Traditional fall sports are back in Europe, but not with normal schedules
DODEA Europe will make “a cautious return to a regular schedule” for high school sports this fall, though competition will be severely curtailed for some schools, athletics coordinator Kathy Clemmons said Thursday.
Armed with measures in place to limit exposure to the coronavirus pandemic that eliminated most after-school competition last year, Clemmons said practices can start as early as Monday across Europe, though the first competitions won’t take place until Sept. 11.
With the potential exception of schools in Belgium and the Netherlands competing against Germany-based schools, teams won’t cross country borders to compete, Clemmons said.

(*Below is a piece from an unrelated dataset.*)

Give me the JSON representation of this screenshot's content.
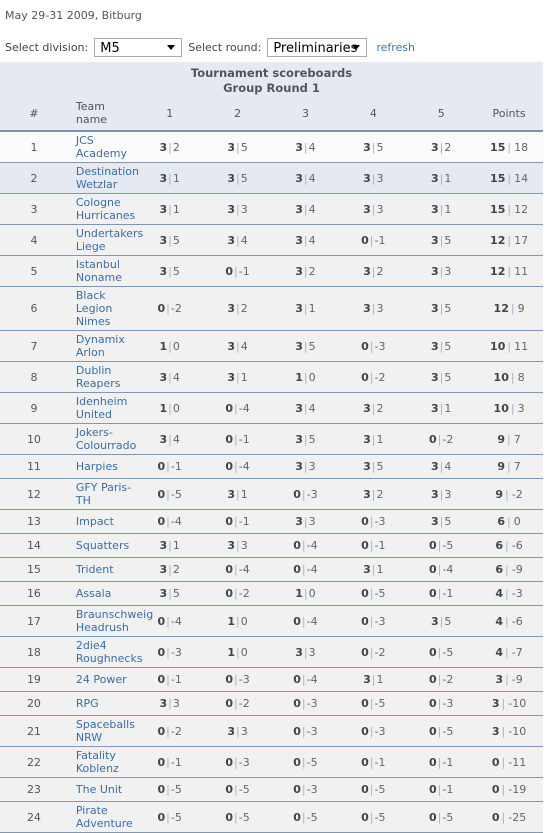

That means European champions won’t be crowned in football, volleyball, tennis and cross country. It also means that schools in the United Kingdom, Spain, Bahrain and Turkey are scrambling to find games against international or local club teams.
Clemmons said she hopes to issue schedules this week but cautioned that they “won’t be written in stone. We might have changes and modifications all season depending on host nation and community restrictions.”
Still, the return of fall sports staples such as football and volleyball is a step forward for players and fans.
“It’s a win,” she said. “It won’t be in capital letters like people want. But it’s certainly better than last year.”
A month’s worth of practices will give athletes not only a chance to reacclimate to their sports, but also give schools an opportunity to see if they can viably field teams. That’s especially true for a sport such as football in Italy. Only Naples, Vicenza and Aviano have fielded teams in recent years. Sigonella might do so this year and Rota in Spain could join them later in the fall if conditions permit. Marymount International and American Overseas School of Rome don’t field football teams but should join the DODEA schools in other sports.
SHAPE in Belgium will compete in a local league in football.
Other teams at isolated schools in other countries may try that as well, though Clemmons said it could be difficult to manage this late in the year.
Though DODEA canceled sports last year that involved close contact, Clemmons said athletes and coaches aren’t currently going to be required to be vaccinated in order to participate.
As for those who want to watch the games, Clemmons said social distancing and masks will be required and seating will be limited in volleyball, the season’s only indoor sport. Fan access could vary by military community.
“We want families to be able to see their kids play, but we want to be very, very careful about this,” Clemmons said. “We don’t want to do anything to put our athletes or coaches in danger.”